Research what accreditations or licensing the facility has. You should also inquire about the credentials of the clinical staff. Some programs make claims that they are unable to live up to. If a program lists a success rate, they should have published, peer-reviewed research to back it up.
An effective addiction center has more than proper licensing and medication. On paper, a program can seem to meet all requirements but lack components crucial to long-lasting success. Programs that have a “cookie-cutter” or “assembly line” approach toward treatment don’t take an individual’s needs and history into consideration.
While these programs can solve some immediate problems facing addicts, they often fail to achieve true rehabilitation. Search for a program that takes an individual, custom-made approach to your treatment. Make sure to check what kind of therapies (individual, group, and family) the treatment center offers.
Finances are a major factor when determining whether a treatment facility is a good option for you. What kind of insurance does the Suboxone doctor or treatment center take? Many treatment programs offer only short-term, inpatient detox programs. These are considerably more expensive than long-term outpatient services. Inpatient services attempt to detox an opioid-dependent person in 72 hours or less. This type of “spin-dry” sobriety usually doesn’t last.
Why Right Path Addiction Centers?
At Right Path Addiction Centers, we specialize in treating opioid dependence through medication-assisted treatment in conjunction with individual, group, family, and even art therapy.
We believe addiction counseling is vital to your recovery, and at Right Path Addiction Centers, we build a relationship based on trust and free of judgment. Our counselors provide support and guidance while helping you to recognize and avoid your triggers and gently motivating you to change at your own pace.

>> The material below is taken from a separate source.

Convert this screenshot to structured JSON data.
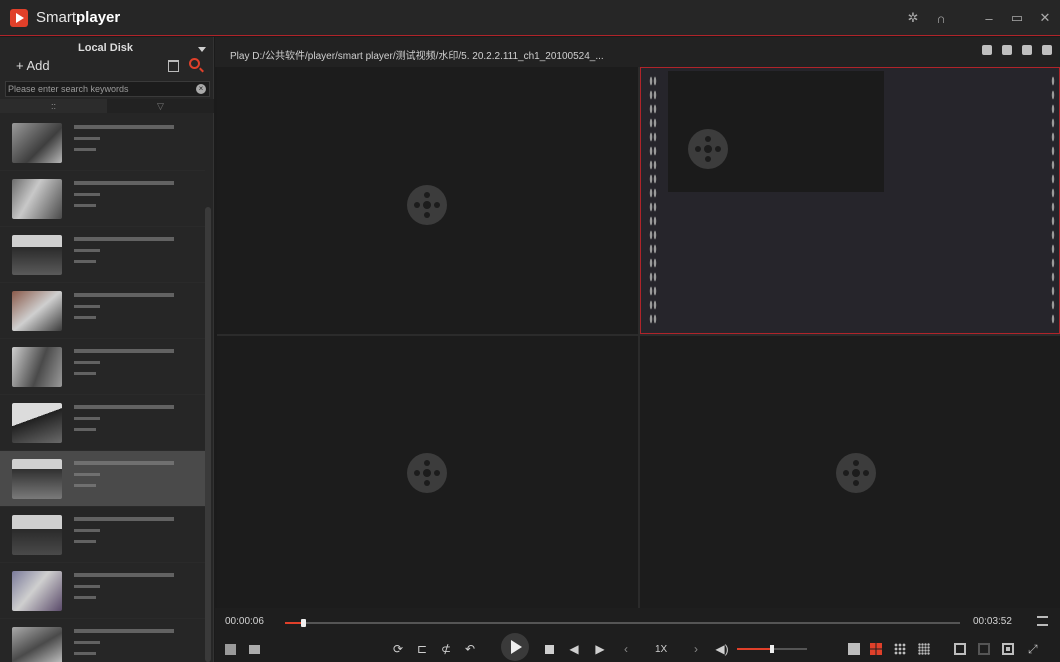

We also believe that each individual has different needs and build a customized treatment plan to meet them. We have compassionate and qualified staff to guide you or your loved one through the recovery process. Believing that everyone deserves a second chance, regardless of economic restraints, we proudly accept most insurance carriers as well as Medicaid.